### WHAT IS BEING ASKED
Nothing in the data should be left out, so repeat it all exactly.

Dataset rows describing interfaces
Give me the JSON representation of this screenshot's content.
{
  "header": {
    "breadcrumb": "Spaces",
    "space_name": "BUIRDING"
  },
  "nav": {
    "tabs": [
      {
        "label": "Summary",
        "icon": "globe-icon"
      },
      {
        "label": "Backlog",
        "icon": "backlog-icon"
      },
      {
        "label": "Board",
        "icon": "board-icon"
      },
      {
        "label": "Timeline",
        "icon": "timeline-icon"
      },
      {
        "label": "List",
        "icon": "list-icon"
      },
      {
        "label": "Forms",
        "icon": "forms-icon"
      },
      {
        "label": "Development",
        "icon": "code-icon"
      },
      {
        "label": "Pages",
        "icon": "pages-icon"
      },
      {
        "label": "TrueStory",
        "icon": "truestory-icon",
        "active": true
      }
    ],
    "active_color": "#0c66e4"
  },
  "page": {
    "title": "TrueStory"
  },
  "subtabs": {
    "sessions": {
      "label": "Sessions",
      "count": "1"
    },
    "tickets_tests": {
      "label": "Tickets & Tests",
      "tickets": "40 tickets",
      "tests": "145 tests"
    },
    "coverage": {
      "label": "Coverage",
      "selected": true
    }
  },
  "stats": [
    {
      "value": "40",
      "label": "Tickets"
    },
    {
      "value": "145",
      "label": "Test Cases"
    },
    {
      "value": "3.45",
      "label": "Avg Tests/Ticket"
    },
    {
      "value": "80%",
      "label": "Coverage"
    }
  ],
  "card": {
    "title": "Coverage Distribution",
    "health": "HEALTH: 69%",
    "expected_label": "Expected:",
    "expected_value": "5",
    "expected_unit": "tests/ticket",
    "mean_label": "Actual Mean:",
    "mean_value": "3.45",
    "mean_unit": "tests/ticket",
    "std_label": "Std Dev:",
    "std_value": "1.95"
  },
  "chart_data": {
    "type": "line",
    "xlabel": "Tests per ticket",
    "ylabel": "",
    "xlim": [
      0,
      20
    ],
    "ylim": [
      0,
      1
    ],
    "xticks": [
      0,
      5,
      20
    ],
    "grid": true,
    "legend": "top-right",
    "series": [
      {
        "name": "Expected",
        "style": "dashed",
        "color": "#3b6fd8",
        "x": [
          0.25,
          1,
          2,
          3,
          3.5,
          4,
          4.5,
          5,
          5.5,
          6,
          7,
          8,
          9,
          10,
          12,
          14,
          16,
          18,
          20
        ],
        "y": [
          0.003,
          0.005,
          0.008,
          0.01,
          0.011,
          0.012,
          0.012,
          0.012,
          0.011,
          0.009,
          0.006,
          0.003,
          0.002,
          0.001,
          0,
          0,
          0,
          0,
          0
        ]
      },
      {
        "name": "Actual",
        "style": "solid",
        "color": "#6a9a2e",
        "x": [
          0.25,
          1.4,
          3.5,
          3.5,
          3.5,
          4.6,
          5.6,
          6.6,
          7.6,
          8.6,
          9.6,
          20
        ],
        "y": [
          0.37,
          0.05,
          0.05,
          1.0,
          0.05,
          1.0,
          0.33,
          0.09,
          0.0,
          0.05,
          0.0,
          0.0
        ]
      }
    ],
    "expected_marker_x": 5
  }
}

### ANSWER FOR THE TASK
Give me the JSON representation of this screenshot's content.
{
  "header": {
    "breadcrumb": "Spaces",
    "space_name": "BUIRDING"
  },
  "nav": {
    "tabs": [
      {
        "label": "Summary",
        "icon": "globe-icon"
      },
      {
        "label": "Backlog",
        "icon": "backlog-icon"
      },
      {
        "label": "Board",
        "icon": "board-icon"
      },
      {
        "label": "Timeline",
        "icon": "timeline-icon"
      },
      {
        "label": "List",
        "icon": "list-icon"
      },
      {
        "label": "Forms",
        "icon": "forms-icon"
      },
      {
        "label": "Development",
        "icon": "code-icon"
      },
      {
        "label": "Pages",
        "icon": "pages-icon"
      },
      {
        "label": "TrueStory",
        "icon": "truestory-icon",
        "active": true
      }
    ],
    "active_color": "#0c66e4"
  },
  "page": {
    "title": "TrueStory"
  },
  "subtabs": {
    "sessions": {
      "label": "Sessions",
      "count": "1"
    },
    "tickets_tests": {
      "label": "Tickets & Tests",
      "tickets": "40 tickets",
      "tests": "145 tests"
    },
    "coverage": {
      "label": "Coverage",
      "selected": true
    }
  },
  "stats": [
    {
      "value": "40",
      "label": "Tickets"
    },
    {
      "value": "145",
      "label": "Test Cases"
    },
    {
      "value": "3.45",
      "label": "Avg Tests/Ticket"
    },
    {
      "value": "80%",
      "label": "Coverage"
    }
  ],
  "card": {
    "title": "Coverage Distribution",
    "health": "HEALTH: 69%",
    "expected_label": "Expected:",
    "expected_value": "5",
    "expected_unit": "tests/ticket",
    "mean_label": "Actual Mean:",
    "mean_value": "3.45",
    "mean_unit": "tests/ticket",
    "std_label": "Std Dev:",
    "std_value": "1.95"
  },
  "chart_data": {
    "type": "line",
    "xlabel": "Tests per ticket",
    "ylabel": "",
    "xlim": [
      0,
      20
    ],
    "ylim": [
      0,
      1
    ],
    "xticks": [
      0,
      5,
      20
    ],
    "grid": true,
    "legend": "top-right",
    "series": [
      {
        "name": "Expected",
        "style": "dashed",
        "color": "#3b6fd8",
        "x": [
          0.25,
          1,
          2,
          3,
          3.5,
          4,
          4.5,
          5,
          5.5,
          6,
          7,
          8,
          9,
          10,
          12,
          14,
          16,
          18,
          20
        ],
        "y": [
          0.003,
          0.005,
          0.008,
          0.01,
          0.011,
          0.012,
          0.012,
          0.012,
          0.011,
          0.009,
          0.006,
          0.003,
          0.002,
          0.001,
          0,
          0,
          0,
          0,
          0
        ]
      },
      {
        "name": "Actual",
        "style": "solid",
        "color": "#6a9a2e",
        "x": [
          0.25,
          1.4,
          3.5,
          3.5,
          3.5,
          4.6,
          5.6,
          6.6,
          7.6,
          8.6,
          9.6,
          20
        ],
        "y": [
          0.37,
          0.05,
          0.05,
          1.0,
          0.05,
          1.0,
          0.33,
          0.09,
          0.0,
          0.05,
          0.0,
          0.0
        ]
      }
    ],
    "expected_marker_x": 5
  }
}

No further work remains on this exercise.